Merit-Based Housing

A Message Regarding Merit Points

Dear Stonehill Community,

In response to a Strategic Plan directive, the Office of Residence Life was asked to conduct a formal review of the Merit Point Program administered through this office.  For those who are not familiar, the Merit Point Program was created in the late 1990s as a way to highlight and reward attendance at five specifically approved programs on campus in order to gain preferred room selection times for housing lottery.  Since that time, however, the awarding of merit points has evolved significantly to include the tracking of attendance and participation in hundreds of merit point opportunities throughout the academic year.

The formal and comprehensive review of the Merit Point Program began in the fall of 2013 and concluded in January of 2015.  The review was comprised of several components, the first being a series of faculty, staff, and student focus groups that were both publicized to the entire community as well as to specific audiences who interact regularly with the merit point system.  A second method included survey research with students utilizing different survey instruments including a specific merit point survey as well as the annual quality of life survey that is collected each year.  Lastly, a formal review of internal data on merit points also informed our study.  This included how many students participate in events, the average merit point total for all students, and the average merit point number per building.

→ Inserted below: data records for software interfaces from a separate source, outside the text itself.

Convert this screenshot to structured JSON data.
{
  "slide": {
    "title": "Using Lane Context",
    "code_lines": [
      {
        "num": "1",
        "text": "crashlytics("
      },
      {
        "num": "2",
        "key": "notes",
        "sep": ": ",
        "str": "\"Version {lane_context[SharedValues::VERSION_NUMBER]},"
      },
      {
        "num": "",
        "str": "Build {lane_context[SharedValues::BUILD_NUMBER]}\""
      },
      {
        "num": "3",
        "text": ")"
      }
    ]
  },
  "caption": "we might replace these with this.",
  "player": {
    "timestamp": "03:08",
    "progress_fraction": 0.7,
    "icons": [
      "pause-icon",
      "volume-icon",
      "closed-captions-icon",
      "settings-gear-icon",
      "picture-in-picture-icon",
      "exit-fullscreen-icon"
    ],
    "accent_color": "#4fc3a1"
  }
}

Some of the most salient findings from this study are:

  • Faculty, staff, and students consistently communicated dissatisfaction with the merit point system. Common issues surrounding merit point programs were varied but most commonly included concerns of:  inaccurate attendance and false advertising of programs, a systematic exclusion of seniors, commuters, and students with significant work and/or family obligations, and the inflexibility of students with time intensive majors to participate as often as their peers.
  • Community members felt that the system incentivizes attending programs or joining student organizations for the purpose of accumulating points rather than for interest and academic and/or personal growth. 
  • Students, especially those responsible for running events, articulated a sense of frustration that many of their peers attend events just to get a merit point and do not actively engage or participate when there. This devalues the event for those who are participating out of interest and greatly disrespects the event sponsors and presenters, many of whom are guests on our campus. 
  • Data from the past three housing lottery and merit point cycles clearly indicates that merit points did not significantly impact a student’s ability to select the housing of their choice. An average of 13 merit points remains consistent throughout all class years. From 2013 to 2014, only two buildings housed residents whose merit points averaged higher, New Hall and Corr Hall. This only accounted for approximately 300 students out of the more than 2,100 that live on-campus.

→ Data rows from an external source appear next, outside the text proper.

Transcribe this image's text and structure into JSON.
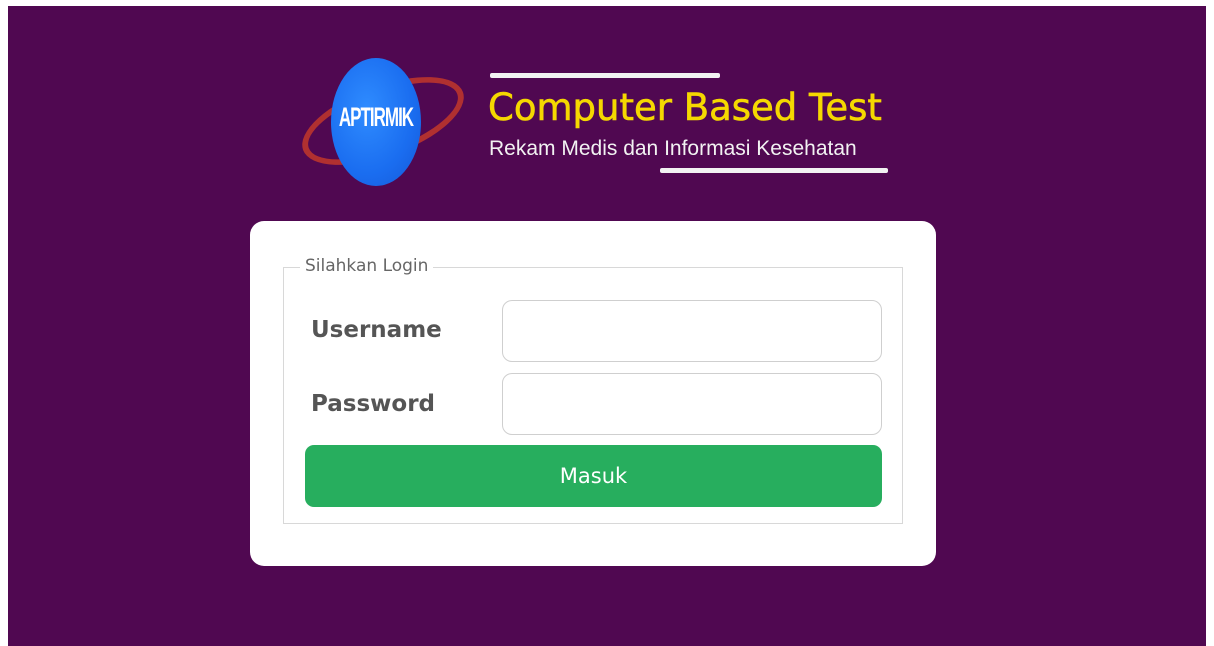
{
  "header": {
    "logo_text": "APTIRMIK",
    "title": "Computer Based Test",
    "subtitle": "Rekam Medis dan Informasi Kesehatan"
  },
  "login": {
    "legend": "Silahkan Login",
    "username_label": "Username",
    "username_value": "",
    "password_label": "Password",
    "password_value": "",
    "submit_label": "Masuk"
  },
  "colors": {
    "background": "#500851",
    "title": "#f5d800",
    "button": "#27ae5e",
    "logo_circle": "#1a6df0",
    "logo_ring": "#b03030"
  }
}
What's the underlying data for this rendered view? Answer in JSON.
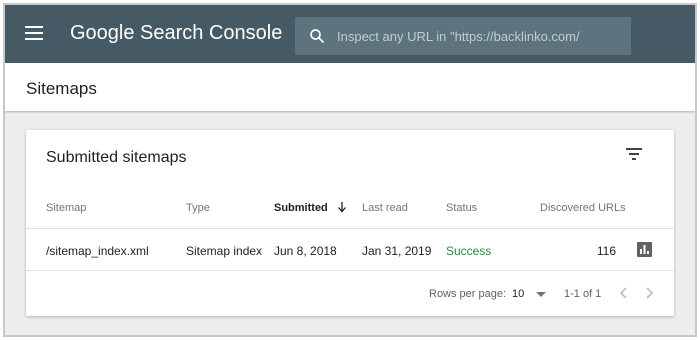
{
  "header": {
    "product_title": "Google Search Console",
    "search_placeholder": "Inspect any URL in \"https://backlinko.com/"
  },
  "page": {
    "title": "Sitemaps"
  },
  "card": {
    "title": "Submitted sitemaps",
    "columns": [
      "Sitemap",
      "Type",
      "Submitted",
      "Last read",
      "Status",
      "Discovered URLs"
    ],
    "rows": [
      {
        "sitemap": "/sitemap_index.xml",
        "type": "Sitemap index",
        "submitted": "Jun 8, 2018",
        "last_read": "Jan 31, 2019",
        "status": "Success",
        "discovered_urls": "116"
      }
    ],
    "footer": {
      "rows_per_page_label": "Rows per page:",
      "rows_per_page_value": "10",
      "range": "1-1 of 1"
    }
  },
  "colors": {
    "topbar": "#455a64",
    "search_box": "#5d737e",
    "success": "#1e8e3e"
  },
  "icons": [
    "menu-icon",
    "search-icon",
    "filter-icon",
    "sort-down-arrow-icon",
    "bar-chart-icon",
    "dropdown-arrow-icon",
    "chevron-left-icon",
    "chevron-right-icon"
  ]
}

After reviewing the aforementioned findings and sharing them with Father John, Division Heads, the Academic Leadership Team, the Housing Lottery Committee, Student Government Association and the Residence Hall Association, it has been determined that the merit point system is not serving our students as originally intended. Not only does the program not have an impact on student room choice, but it is not needed to incentivize participation in clubs/organizations/activities on campus. Therefore, following the conclusion of the current merit point year ending on February 28, 2015, the Office of Residence Life will discontinue the use of the current merit point system. 

We recognize this will be a culture shift for the College. However, we are open to and excited about having conversations with students, faculty, and staff about collaborative and innovative approaches we can take when it comes to engaging students in co-curricular programming on campus. We also plan to partner with students to develop a housing lottery system that aligns with the current strategic plan, ongoing student needs, and best practices in the field of residence life and higher education.

In conclusion and as a point of clarification, this change does not take effect until after the current merit point cycle has concluded. Merit Points earned up until February 28th, 2015 will be utilized in the Housing Lottery process scheduled to take place next month. Programs and activities that would normally submit merit point lists to our office should still do so. Should you have any questions, please don’t hesitate to contact us.


Kristen Pierce

Director of Residence Life